Studying for the Wrong Test
By Don Heatley:
The Kingdom of God is like a student studying for an exam. Night after night, he studied Chapter Twelve of his history book. “Surely, I am prepared for my test,” he thought. The very next day he went to school and sat his desk. Behold! The test was on Chapter Thirteen. He had studied for the wrong test. He who has ears, let him hear!
Recently, I was having a conversation with a sincere fellow Jesus follower who demanded to know my beliefs. The questions they asked made it clear that this too was a test. The very first thing they wanted to know was my stand on homosexuality, my opinions about abortion, and my beliefs about the Bible.
I don’t think I passed.
Yet I wonder if, like the student in the parable, this person was studying for the wrong test. When we pass out the number two pencils and evaluate the orthodoxy of others, why are the criteria always issues that Jesus himself never addressed? Would it not be more appropriate to ask one another the questions Jesus asked, “Have you fed the hungry? Have you given water to the thirsty? Have you clothed the naked? Have you visited the imprisoned?”
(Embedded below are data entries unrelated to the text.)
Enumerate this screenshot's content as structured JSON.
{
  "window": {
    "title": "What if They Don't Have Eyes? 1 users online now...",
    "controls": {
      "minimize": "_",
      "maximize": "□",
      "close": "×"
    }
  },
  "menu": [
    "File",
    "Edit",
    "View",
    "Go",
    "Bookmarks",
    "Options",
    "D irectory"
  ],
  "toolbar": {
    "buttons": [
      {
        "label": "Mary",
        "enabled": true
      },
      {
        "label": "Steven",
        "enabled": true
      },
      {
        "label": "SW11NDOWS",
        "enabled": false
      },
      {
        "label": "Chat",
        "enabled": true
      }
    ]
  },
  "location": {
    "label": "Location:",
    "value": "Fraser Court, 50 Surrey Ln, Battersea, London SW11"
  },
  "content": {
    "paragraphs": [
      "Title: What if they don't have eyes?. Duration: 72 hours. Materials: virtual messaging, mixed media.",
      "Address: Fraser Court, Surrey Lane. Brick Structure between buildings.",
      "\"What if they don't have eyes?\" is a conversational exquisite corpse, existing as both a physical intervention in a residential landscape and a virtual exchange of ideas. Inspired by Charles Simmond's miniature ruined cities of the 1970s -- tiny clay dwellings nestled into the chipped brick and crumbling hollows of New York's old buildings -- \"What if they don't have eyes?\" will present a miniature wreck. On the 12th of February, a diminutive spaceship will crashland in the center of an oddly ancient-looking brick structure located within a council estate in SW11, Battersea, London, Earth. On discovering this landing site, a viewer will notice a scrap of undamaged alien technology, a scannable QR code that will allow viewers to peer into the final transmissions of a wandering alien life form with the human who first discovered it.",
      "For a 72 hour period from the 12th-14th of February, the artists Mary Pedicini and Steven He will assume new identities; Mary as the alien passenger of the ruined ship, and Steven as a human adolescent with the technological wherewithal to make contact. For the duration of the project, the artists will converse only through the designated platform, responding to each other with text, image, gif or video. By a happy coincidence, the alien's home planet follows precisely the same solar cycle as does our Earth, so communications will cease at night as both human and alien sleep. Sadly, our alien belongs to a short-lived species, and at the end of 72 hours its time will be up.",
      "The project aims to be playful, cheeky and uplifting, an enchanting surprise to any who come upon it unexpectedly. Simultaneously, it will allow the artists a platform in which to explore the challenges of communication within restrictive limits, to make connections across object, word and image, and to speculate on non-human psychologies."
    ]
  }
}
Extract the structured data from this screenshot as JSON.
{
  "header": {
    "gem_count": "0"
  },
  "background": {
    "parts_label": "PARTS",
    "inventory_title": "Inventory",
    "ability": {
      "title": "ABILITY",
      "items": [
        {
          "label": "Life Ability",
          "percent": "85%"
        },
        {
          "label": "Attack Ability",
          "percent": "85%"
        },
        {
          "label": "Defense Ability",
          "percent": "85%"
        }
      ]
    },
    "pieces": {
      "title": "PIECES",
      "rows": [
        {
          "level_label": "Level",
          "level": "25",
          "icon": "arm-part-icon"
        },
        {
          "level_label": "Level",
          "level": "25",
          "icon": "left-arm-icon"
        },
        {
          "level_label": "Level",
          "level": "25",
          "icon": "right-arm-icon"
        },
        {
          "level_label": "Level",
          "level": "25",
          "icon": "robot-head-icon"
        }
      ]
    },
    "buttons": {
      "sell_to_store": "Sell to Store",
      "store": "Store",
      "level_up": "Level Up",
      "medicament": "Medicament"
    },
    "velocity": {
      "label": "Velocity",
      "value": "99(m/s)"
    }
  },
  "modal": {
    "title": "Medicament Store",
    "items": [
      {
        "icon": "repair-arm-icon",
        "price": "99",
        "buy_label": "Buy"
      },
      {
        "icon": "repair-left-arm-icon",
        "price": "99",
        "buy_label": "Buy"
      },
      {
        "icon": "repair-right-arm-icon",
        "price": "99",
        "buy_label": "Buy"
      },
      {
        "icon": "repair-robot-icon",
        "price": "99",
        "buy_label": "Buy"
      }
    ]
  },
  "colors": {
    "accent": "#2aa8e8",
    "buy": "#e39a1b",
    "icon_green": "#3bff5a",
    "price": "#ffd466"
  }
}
In retrospect, I cannot recall ever being asked those questions by anyone who was attempting to size up my Christianity. I have never had someone ask me, as litmus tests, questions such as, “Does your church have a prison ministry?” or “What are you doing for the homeless?” No one ever asks how I feel about materialism, poverty, war, or if I turn the other cheek. No one ever asks if I have done justice, shown mercy, or acted humbly. No one asks if I have comforted the mourning, been a peacemaker, loved my enemies, or crossed to the other side of the road to care for an outcast. No one asks if I have loved everyone as Christ loves everyone.
That is a good thing, since I would probably fail those tests too. I can take some comfort in the fact that for the most part, no one is cast out of our churches for giving the wrong answers to these kinds of questions—the kinds of questions Jesus asked. Conversely, I routinely read about individuals being expelled from churches and whole congregations leaving denominations over issues that neither Jesus nor our creeds ever mention. I never hear about a congregation severing ties with their denomination because they felt the denomination did not put enough emphasis on loving our neighbors. Perhaps they should.
It is bad enough that we pass out exams to one another. What is even worse is that many of us are studying for the wrong test.
Thursday, January 08, 2009
This Sunday, January 11, is the second Sunday in Epiphany and is the celebration of the Baptism of the Lord. As we talked about before, the season of Epiphany (from January 6 to Ash Wednesday) is a season that is concerned with presenting Jesus as the Christ, the Messiah, the Son of God. Events in the life of Christ that are commemorated during this season are events like the visit of the Magi (Ephiphany proper--January 6), the baptism of Jesus, the wedding at Cana (the first miracle), and the Transfiguration.
This Sunday is the Baptism of the Lord. We will examine four aspects of this subject: the implications of Jesus' baptism, the baptism of Jesus and our baptism, the significance and meaning of our baptism, and a brief service of reaffirmation of baptism.
The Scripture for this Sunday is Mark 1.4-11.
Here are some links on the subject:
Methodists: Means of Grace by Rev. Gregory S. Neal
A United Methodist Understanding of Baptism by Mark C. Trotter
By Water and the Spirit The official United Methodist document on baptism
This week's worship bulletin is here.